======== RECORD EXTRACTS ========

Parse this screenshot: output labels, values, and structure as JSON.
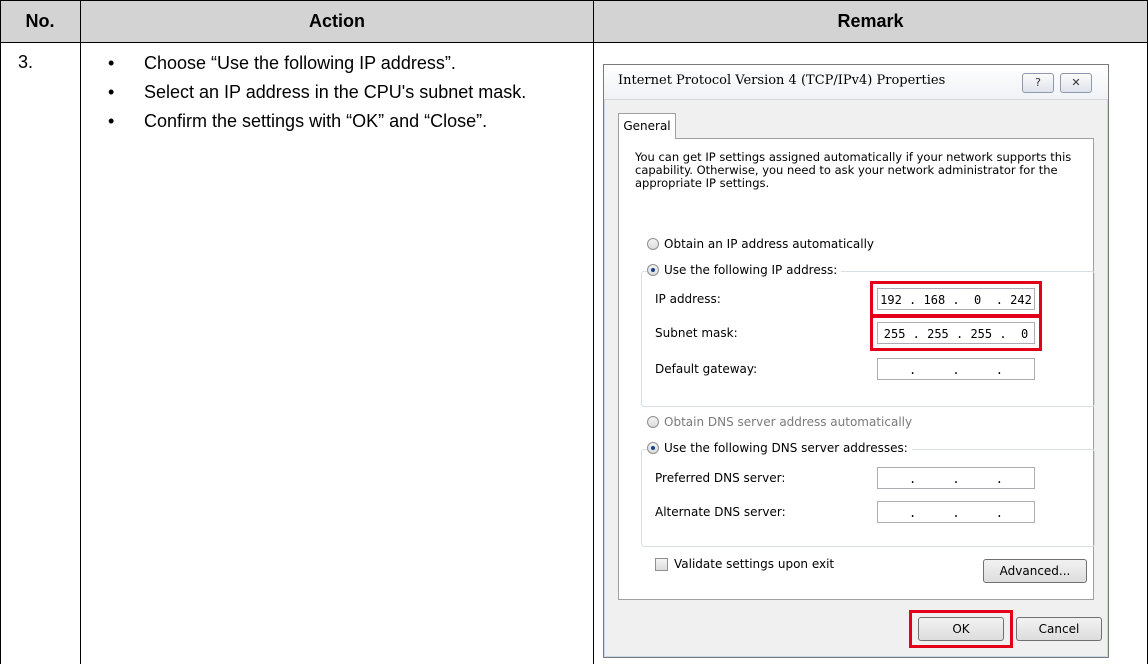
{
  "table": {
    "headers": {
      "no": "No.",
      "action": "Action",
      "remark": "Remark"
    },
    "row": {
      "number": "3.",
      "bullets": [
        "Choose “Use the following IP address”.",
        "Select an IP address in the CPU's subnet mask.",
        "Confirm the settings with “OK” and “Close”."
      ]
    }
  },
  "dialog": {
    "title": "Internet Protocol Version 4 (TCP/IPv4) Properties",
    "help_label": "?",
    "close_label": "✕",
    "tab_general": "General",
    "intro": "You can get IP settings assigned automatically if your network supports this capability. Otherwise, you need to ask your network administrator for the appropriate IP settings.",
    "obtain_ip_auto": "Obtain an IP address automatically",
    "use_following_ip": "Use the following IP address:",
    "ip_address_label": "IP address:",
    "ip_address_value": "192 . 168 .  0  . 242",
    "subnet_mask_label": "Subnet mask:",
    "subnet_mask_value": "255 . 255 . 255 .  0",
    "default_gateway_label": "Default gateway:",
    "default_gateway_value": "  .     .     .  ",
    "obtain_dns_auto": "Obtain DNS server address automatically",
    "use_following_dns": "Use the following DNS server addresses:",
    "preferred_dns_label": "Preferred DNS server:",
    "preferred_dns_value": "  .     .     .  ",
    "alternate_dns_label": "Alternate DNS server:",
    "alternate_dns_value": "  .     .     .  ",
    "validate_label": "Validate settings upon exit",
    "advanced_label": "Advanced...",
    "ok_label": "OK",
    "cancel_label": "Cancel"
  },
  "colors": {
    "header_bg": "#d3d3d3",
    "highlight": "#e3001b"
  }
}
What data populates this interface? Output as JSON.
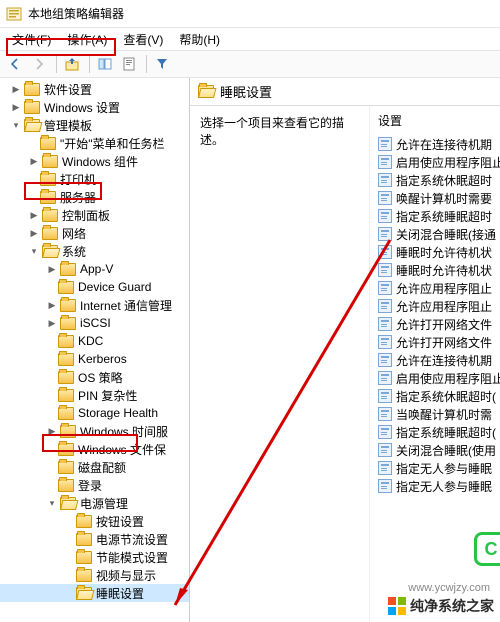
{
  "window": {
    "title": "本地组策略编辑器"
  },
  "menu": {
    "file": "文件(F)",
    "action": "操作(A)",
    "view": "查看(V)",
    "help": "帮助(H)"
  },
  "tree": {
    "n0": {
      "label": "软件设置"
    },
    "n1": {
      "label": "Windows 设置"
    },
    "n2": {
      "label": "管理模板"
    },
    "n3": {
      "label": "\"开始\"菜单和任务栏"
    },
    "n4": {
      "label": "Windows 组件"
    },
    "n5": {
      "label": "打印机"
    },
    "n6": {
      "label": "服务器"
    },
    "n7": {
      "label": "控制面板"
    },
    "n8": {
      "label": "网络"
    },
    "n9": {
      "label": "系统"
    },
    "n10": {
      "label": "App-V"
    },
    "n11": {
      "label": "Device Guard"
    },
    "n12": {
      "label": "Internet 通信管理"
    },
    "n13": {
      "label": "iSCSI"
    },
    "n14": {
      "label": "KDC"
    },
    "n15": {
      "label": "Kerberos"
    },
    "n16": {
      "label": "OS 策略"
    },
    "n17": {
      "label": "PIN 复杂性"
    },
    "n18": {
      "label": "Storage Health"
    },
    "n19": {
      "label": "Windows 时间服"
    },
    "n20": {
      "label": "Windows 文件保"
    },
    "n21": {
      "label": "磁盘配额"
    },
    "n22": {
      "label": "登录"
    },
    "n23": {
      "label": "电源管理"
    },
    "n24": {
      "label": "按钮设置"
    },
    "n25": {
      "label": "电源节流设置"
    },
    "n26": {
      "label": "节能模式设置"
    },
    "n27": {
      "label": "视频与显示"
    },
    "n28": {
      "label": "睡眠设置"
    }
  },
  "right": {
    "header": "睡眠设置",
    "description": "选择一个项目来查看它的描述。",
    "settings_header": "设置",
    "items": {
      "s0": "允许在连接待机期",
      "s1": "启用使应用程序阻止",
      "s2": "指定系统休眠超时",
      "s3": "唤醒计算机时需要",
      "s4": "指定系统睡眠超时",
      "s5": "关闭混合睡眠(接通",
      "s6": "睡眠时允许待机状",
      "s7": "睡眠时允许待机状",
      "s8": "允许应用程序阻止",
      "s9": "允许应用程序阻止",
      "s10": "允许打开网络文件",
      "s11": "允许打开网络文件",
      "s12": "允许在连接待机期",
      "s13": "启用使应用程序阻止",
      "s14": "指定系统休眠超时(",
      "s15": "当唤醒计算机时需",
      "s16": "指定系统睡眠超时(",
      "s17": "关闭混合睡眠(使用",
      "s18": "指定无人参与睡眠",
      "s19": "指定无人参与睡眠"
    }
  },
  "watermark": {
    "text": "纯净系统之家",
    "url": "www.ycwjzy.com"
  }
}
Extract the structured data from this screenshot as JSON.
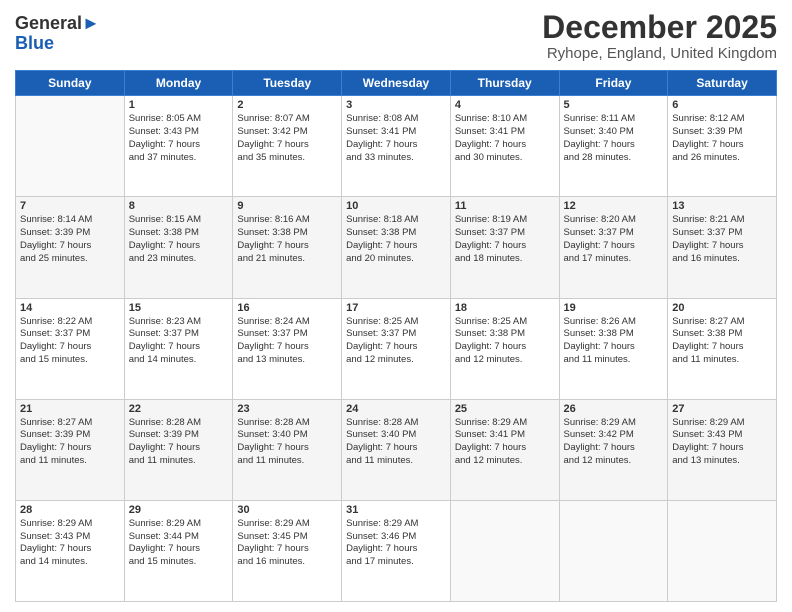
{
  "header": {
    "logo_line1": "General",
    "logo_line2": "Blue",
    "month": "December 2025",
    "location": "Ryhope, England, United Kingdom"
  },
  "days_of_week": [
    "Sunday",
    "Monday",
    "Tuesday",
    "Wednesday",
    "Thursday",
    "Friday",
    "Saturday"
  ],
  "weeks": [
    [
      {
        "day": "",
        "info": ""
      },
      {
        "day": "1",
        "info": "Sunrise: 8:05 AM\nSunset: 3:43 PM\nDaylight: 7 hours\nand 37 minutes."
      },
      {
        "day": "2",
        "info": "Sunrise: 8:07 AM\nSunset: 3:42 PM\nDaylight: 7 hours\nand 35 minutes."
      },
      {
        "day": "3",
        "info": "Sunrise: 8:08 AM\nSunset: 3:41 PM\nDaylight: 7 hours\nand 33 minutes."
      },
      {
        "day": "4",
        "info": "Sunrise: 8:10 AM\nSunset: 3:41 PM\nDaylight: 7 hours\nand 30 minutes."
      },
      {
        "day": "5",
        "info": "Sunrise: 8:11 AM\nSunset: 3:40 PM\nDaylight: 7 hours\nand 28 minutes."
      },
      {
        "day": "6",
        "info": "Sunrise: 8:12 AM\nSunset: 3:39 PM\nDaylight: 7 hours\nand 26 minutes."
      }
    ],
    [
      {
        "day": "7",
        "info": "Sunrise: 8:14 AM\nSunset: 3:39 PM\nDaylight: 7 hours\nand 25 minutes."
      },
      {
        "day": "8",
        "info": "Sunrise: 8:15 AM\nSunset: 3:38 PM\nDaylight: 7 hours\nand 23 minutes."
      },
      {
        "day": "9",
        "info": "Sunrise: 8:16 AM\nSunset: 3:38 PM\nDaylight: 7 hours\nand 21 minutes."
      },
      {
        "day": "10",
        "info": "Sunrise: 8:18 AM\nSunset: 3:38 PM\nDaylight: 7 hours\nand 20 minutes."
      },
      {
        "day": "11",
        "info": "Sunrise: 8:19 AM\nSunset: 3:37 PM\nDaylight: 7 hours\nand 18 minutes."
      },
      {
        "day": "12",
        "info": "Sunrise: 8:20 AM\nSunset: 3:37 PM\nDaylight: 7 hours\nand 17 minutes."
      },
      {
        "day": "13",
        "info": "Sunrise: 8:21 AM\nSunset: 3:37 PM\nDaylight: 7 hours\nand 16 minutes."
      }
    ],
    [
      {
        "day": "14",
        "info": "Sunrise: 8:22 AM\nSunset: 3:37 PM\nDaylight: 7 hours\nand 15 minutes."
      },
      {
        "day": "15",
        "info": "Sunrise: 8:23 AM\nSunset: 3:37 PM\nDaylight: 7 hours\nand 14 minutes."
      },
      {
        "day": "16",
        "info": "Sunrise: 8:24 AM\nSunset: 3:37 PM\nDaylight: 7 hours\nand 13 minutes."
      },
      {
        "day": "17",
        "info": "Sunrise: 8:25 AM\nSunset: 3:37 PM\nDaylight: 7 hours\nand 12 minutes."
      },
      {
        "day": "18",
        "info": "Sunrise: 8:25 AM\nSunset: 3:38 PM\nDaylight: 7 hours\nand 12 minutes."
      },
      {
        "day": "19",
        "info": "Sunrise: 8:26 AM\nSunset: 3:38 PM\nDaylight: 7 hours\nand 11 minutes."
      },
      {
        "day": "20",
        "info": "Sunrise: 8:27 AM\nSunset: 3:38 PM\nDaylight: 7 hours\nand 11 minutes."
      }
    ],
    [
      {
        "day": "21",
        "info": "Sunrise: 8:27 AM\nSunset: 3:39 PM\nDaylight: 7 hours\nand 11 minutes."
      },
      {
        "day": "22",
        "info": "Sunrise: 8:28 AM\nSunset: 3:39 PM\nDaylight: 7 hours\nand 11 minutes."
      },
      {
        "day": "23",
        "info": "Sunrise: 8:28 AM\nSunset: 3:40 PM\nDaylight: 7 hours\nand 11 minutes."
      },
      {
        "day": "24",
        "info": "Sunrise: 8:28 AM\nSunset: 3:40 PM\nDaylight: 7 hours\nand 11 minutes."
      },
      {
        "day": "25",
        "info": "Sunrise: 8:29 AM\nSunset: 3:41 PM\nDaylight: 7 hours\nand 12 minutes."
      },
      {
        "day": "26",
        "info": "Sunrise: 8:29 AM\nSunset: 3:42 PM\nDaylight: 7 hours\nand 12 minutes."
      },
      {
        "day": "27",
        "info": "Sunrise: 8:29 AM\nSunset: 3:43 PM\nDaylight: 7 hours\nand 13 minutes."
      }
    ],
    [
      {
        "day": "28",
        "info": "Sunrise: 8:29 AM\nSunset: 3:43 PM\nDaylight: 7 hours\nand 14 minutes."
      },
      {
        "day": "29",
        "info": "Sunrise: 8:29 AM\nSunset: 3:44 PM\nDaylight: 7 hours\nand 15 minutes."
      },
      {
        "day": "30",
        "info": "Sunrise: 8:29 AM\nSunset: 3:45 PM\nDaylight: 7 hours\nand 16 minutes."
      },
      {
        "day": "31",
        "info": "Sunrise: 8:29 AM\nSunset: 3:46 PM\nDaylight: 7 hours\nand 17 minutes."
      },
      {
        "day": "",
        "info": ""
      },
      {
        "day": "",
        "info": ""
      },
      {
        "day": "",
        "info": ""
      }
    ]
  ]
}
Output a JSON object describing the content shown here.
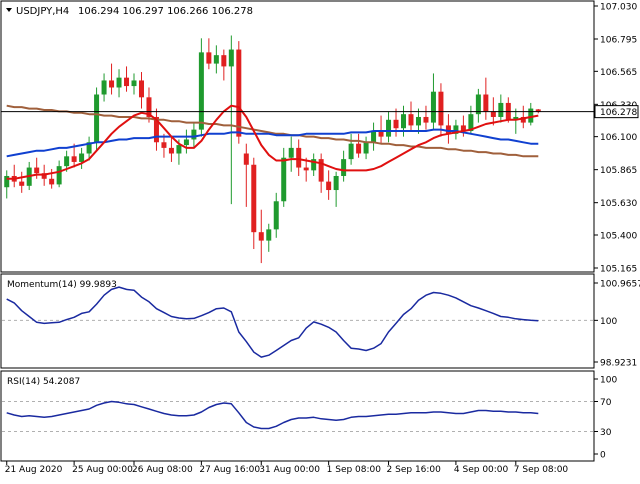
{
  "colors": {
    "bull": "#1f9a2e",
    "bear": "#e02020",
    "ma_fast": "#e01010",
    "ma_mid": "#1040d0",
    "ma_slow": "#a0603c",
    "osc": "#1a2aa0",
    "grid": "#b0b0b0",
    "frame": "#000000",
    "price_tag_bg": "#ffffff",
    "price_line": "#000000"
  },
  "header": {
    "symbol_tf": "USDJPY,H4",
    "ohlc": "106.294 106.297 106.266 106.278"
  },
  "momentum": {
    "label": "Momentum(14) 99.9893"
  },
  "rsi": {
    "label": "RSI(14) 54.2087"
  },
  "chart_data": [
    {
      "type": "line",
      "panel": "price",
      "title": "USDJPY,H4",
      "subtitle": "106.294 106.297 106.266 106.278",
      "y_ticks": [
        "107.030",
        "106.795",
        "106.565",
        "106.330",
        "106.100",
        "105.865",
        "105.630",
        "105.400",
        "105.165"
      ],
      "ylim": [
        105.165,
        107.03
      ],
      "current_price": "106.278",
      "candles": [
        [
          105.74,
          105.86,
          105.66,
          105.82
        ],
        [
          105.82,
          105.9,
          105.74,
          105.78
        ],
        [
          105.78,
          105.85,
          105.7,
          105.75
        ],
        [
          105.75,
          105.92,
          105.72,
          105.88
        ],
        [
          105.88,
          105.95,
          105.8,
          105.84
        ],
        [
          105.84,
          105.9,
          105.75,
          105.8
        ],
        [
          105.8,
          105.87,
          105.73,
          105.76
        ],
        [
          105.76,
          105.93,
          105.74,
          105.89
        ],
        [
          105.89,
          106.0,
          105.85,
          105.96
        ],
        [
          105.96,
          106.05,
          105.88,
          105.92
        ],
        [
          105.92,
          106.02,
          105.87,
          105.98
        ],
        [
          105.98,
          106.1,
          105.93,
          106.06
        ],
        [
          106.06,
          106.45,
          106.0,
          106.4
        ],
        [
          106.4,
          106.55,
          106.35,
          106.5
        ],
        [
          106.5,
          106.62,
          106.4,
          106.45
        ],
        [
          106.45,
          106.58,
          106.38,
          106.52
        ],
        [
          106.52,
          106.6,
          106.42,
          106.46
        ],
        [
          106.46,
          106.55,
          106.4,
          106.5
        ],
        [
          106.5,
          106.56,
          106.3,
          106.38
        ],
        [
          106.38,
          106.45,
          106.2,
          106.24
        ],
        [
          106.24,
          106.3,
          106.0,
          106.06
        ],
        [
          106.06,
          106.12,
          105.95,
          106.02
        ],
        [
          106.02,
          106.1,
          105.92,
          105.98
        ],
        [
          105.98,
          106.08,
          105.9,
          106.04
        ],
        [
          106.04,
          106.15,
          105.98,
          106.08
        ],
        [
          106.08,
          106.2,
          106.02,
          106.15
        ],
        [
          106.15,
          106.8,
          106.1,
          106.7
        ],
        [
          106.7,
          106.8,
          106.58,
          106.62
        ],
        [
          106.62,
          106.75,
          106.55,
          106.68
        ],
        [
          106.68,
          106.72,
          106.5,
          106.6
        ],
        [
          106.6,
          106.82,
          105.62,
          106.72
        ],
        [
          106.72,
          106.78,
          106.05,
          106.1
        ],
        [
          105.98,
          106.05,
          105.6,
          105.9
        ],
        [
          105.9,
          105.95,
          105.3,
          105.42
        ],
        [
          105.42,
          105.58,
          105.2,
          105.36
        ],
        [
          105.36,
          105.48,
          105.28,
          105.44
        ],
        [
          105.44,
          105.7,
          105.38,
          105.64
        ],
        [
          105.64,
          106.02,
          105.6,
          105.95
        ],
        [
          105.95,
          106.1,
          105.85,
          106.02
        ],
        [
          106.02,
          106.08,
          105.82,
          105.88
        ],
        [
          105.88,
          105.95,
          105.78,
          105.86
        ],
        [
          105.86,
          105.98,
          105.82,
          105.94
        ],
        [
          105.94,
          105.98,
          105.7,
          105.78
        ],
        [
          105.78,
          105.86,
          105.65,
          105.72
        ],
        [
          105.72,
          105.85,
          105.6,
          105.82
        ],
        [
          105.82,
          106.0,
          105.78,
          105.94
        ],
        [
          105.94,
          106.12,
          105.9,
          106.05
        ],
        [
          106.05,
          106.12,
          105.95,
          105.98
        ],
        [
          105.98,
          106.1,
          105.94,
          106.06
        ],
        [
          106.06,
          106.2,
          106.0,
          106.14
        ],
        [
          106.14,
          106.25,
          106.05,
          106.1
        ],
        [
          106.1,
          106.28,
          106.06,
          106.22
        ],
        [
          106.22,
          106.3,
          106.1,
          106.16
        ],
        [
          106.16,
          106.32,
          106.1,
          106.26
        ],
        [
          106.26,
          106.35,
          106.14,
          106.18
        ],
        [
          106.18,
          106.3,
          106.12,
          106.24
        ],
        [
          106.24,
          106.32,
          106.15,
          106.2
        ],
        [
          106.2,
          106.55,
          106.15,
          106.42
        ],
        [
          106.42,
          106.48,
          106.1,
          106.18
        ],
        [
          106.18,
          106.26,
          106.05,
          106.12
        ],
        [
          106.12,
          106.22,
          106.08,
          106.18
        ],
        [
          106.18,
          106.25,
          106.1,
          106.14
        ],
        [
          106.14,
          106.32,
          106.12,
          106.26
        ],
        [
          106.26,
          106.44,
          106.2,
          106.4
        ],
        [
          106.4,
          106.52,
          106.22,
          106.28
        ],
        [
          106.28,
          106.38,
          106.18,
          106.24
        ],
        [
          106.24,
          106.4,
          106.2,
          106.34
        ],
        [
          106.34,
          106.38,
          106.2,
          106.22
        ],
        [
          106.22,
          106.3,
          106.12,
          106.24
        ],
        [
          106.24,
          106.32,
          106.16,
          106.2
        ],
        [
          106.2,
          106.34,
          106.18,
          106.3
        ],
        [
          106.294,
          106.297,
          106.266,
          106.278
        ]
      ],
      "ma_fast": [
        105.8,
        105.8,
        105.81,
        105.82,
        105.83,
        105.83,
        105.84,
        105.85,
        105.87,
        105.89,
        105.91,
        105.94,
        106.0,
        106.06,
        106.12,
        106.17,
        106.21,
        106.25,
        106.27,
        106.26,
        106.22,
        106.16,
        106.1,
        106.05,
        106.02,
        106.02,
        106.07,
        106.15,
        106.22,
        106.28,
        106.32,
        106.31,
        106.24,
        106.14,
        106.04,
        105.97,
        105.93,
        105.93,
        105.94,
        105.94,
        105.93,
        105.92,
        105.91,
        105.89,
        105.87,
        105.86,
        105.86,
        105.86,
        105.86,
        105.87,
        105.89,
        105.92,
        105.95,
        105.98,
        106.01,
        106.04,
        106.06,
        106.09,
        106.11,
        106.12,
        106.13,
        106.14,
        106.15,
        106.17,
        106.19,
        106.2,
        106.21,
        106.22,
        106.22,
        106.23,
        106.24,
        106.25
      ],
      "ma_mid": [
        105.96,
        105.97,
        105.98,
        105.99,
        106.0,
        106.0,
        106.01,
        106.02,
        106.02,
        106.03,
        106.04,
        106.05,
        106.06,
        106.06,
        106.07,
        106.08,
        106.08,
        106.09,
        106.09,
        106.09,
        106.1,
        106.1,
        106.1,
        106.1,
        106.1,
        106.1,
        106.11,
        106.12,
        106.12,
        106.12,
        106.13,
        106.13,
        106.12,
        106.12,
        106.12,
        106.12,
        106.11,
        106.11,
        106.11,
        106.11,
        106.12,
        106.12,
        106.12,
        106.12,
        106.12,
        106.12,
        106.13,
        106.13,
        106.13,
        106.14,
        106.14,
        106.14,
        106.14,
        106.14,
        106.14,
        106.14,
        106.14,
        106.15,
        106.15,
        106.14,
        106.14,
        106.13,
        106.12,
        106.11,
        106.1,
        106.09,
        106.08,
        106.08,
        106.07,
        106.06,
        106.05,
        106.05
      ],
      "ma_slow": [
        106.32,
        106.31,
        106.31,
        106.3,
        106.3,
        106.29,
        106.29,
        106.28,
        106.28,
        106.27,
        106.27,
        106.26,
        106.26,
        106.25,
        106.25,
        106.24,
        106.24,
        106.24,
        106.23,
        106.23,
        106.22,
        106.22,
        106.21,
        106.21,
        106.2,
        106.2,
        106.2,
        106.19,
        106.19,
        106.18,
        106.18,
        106.17,
        106.16,
        106.15,
        106.14,
        106.13,
        106.12,
        106.12,
        106.11,
        106.11,
        106.1,
        106.1,
        106.09,
        106.09,
        106.08,
        106.08,
        106.07,
        106.07,
        106.06,
        106.06,
        106.05,
        106.05,
        106.04,
        106.04,
        106.03,
        106.03,
        106.02,
        106.02,
        106.02,
        106.01,
        106.01,
        106.0,
        106.0,
        105.99,
        105.99,
        105.98,
        105.98,
        105.97,
        105.97,
        105.96,
        105.96,
        105.96
      ]
    },
    {
      "type": "line",
      "panel": "momentum",
      "title": "Momentum(14) 99.9893",
      "y_ticks": [
        "100.9657",
        "100",
        "98.9231"
      ],
      "ylim": [
        98.9231,
        100.9657
      ],
      "values": [
        100.55,
        100.45,
        100.25,
        100.1,
        99.95,
        99.92,
        99.94,
        99.95,
        100.02,
        100.08,
        100.18,
        100.22,
        100.42,
        100.65,
        100.8,
        100.86,
        100.8,
        100.78,
        100.6,
        100.48,
        100.3,
        100.2,
        100.1,
        100.06,
        100.04,
        100.05,
        100.12,
        100.2,
        100.3,
        100.32,
        100.22,
        99.7,
        99.45,
        99.18,
        99.05,
        99.1,
        99.22,
        99.35,
        99.48,
        99.55,
        99.8,
        99.96,
        99.9,
        99.82,
        99.7,
        99.48,
        99.28,
        99.26,
        99.22,
        99.28,
        99.4,
        99.7,
        99.92,
        100.15,
        100.3,
        100.52,
        100.65,
        100.72,
        100.7,
        100.65,
        100.58,
        100.48,
        100.38,
        100.32,
        100.25,
        100.18,
        100.1,
        100.08,
        100.04,
        100.02,
        100.0,
        99.99
      ]
    },
    {
      "type": "line",
      "panel": "rsi",
      "title": "RSI(14) 54.2087",
      "y_ticks": [
        "100",
        "70",
        "30",
        "0"
      ],
      "ylim": [
        0,
        100
      ],
      "levels": [
        70,
        30
      ],
      "values": [
        55,
        52,
        50,
        51,
        50,
        49,
        50,
        52,
        54,
        56,
        58,
        60,
        65,
        68,
        70,
        69,
        67,
        66,
        63,
        60,
        57,
        54,
        52,
        51,
        51,
        52,
        56,
        62,
        66,
        68,
        67,
        55,
        42,
        36,
        34,
        34,
        37,
        42,
        46,
        48,
        48,
        49,
        47,
        46,
        45,
        46,
        49,
        50,
        50,
        51,
        52,
        53,
        53,
        54,
        55,
        55,
        55,
        56,
        56,
        55,
        54,
        54,
        56,
        58,
        58,
        57,
        57,
        56,
        56,
        55,
        55,
        54
      ]
    }
  ],
  "x_axis": {
    "labels": [
      "21 Aug 2020",
      "25 Aug 00:00",
      "26 Aug 08:00",
      "27 Aug 16:00",
      "31 Aug 00:00",
      "1 Sep 08:00",
      "2 Sep 16:00",
      "4 Sep 00:00",
      "7 Sep 08:00"
    ]
  }
}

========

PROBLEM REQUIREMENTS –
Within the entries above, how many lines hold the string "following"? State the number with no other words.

WRITTEN SOLUTION –
3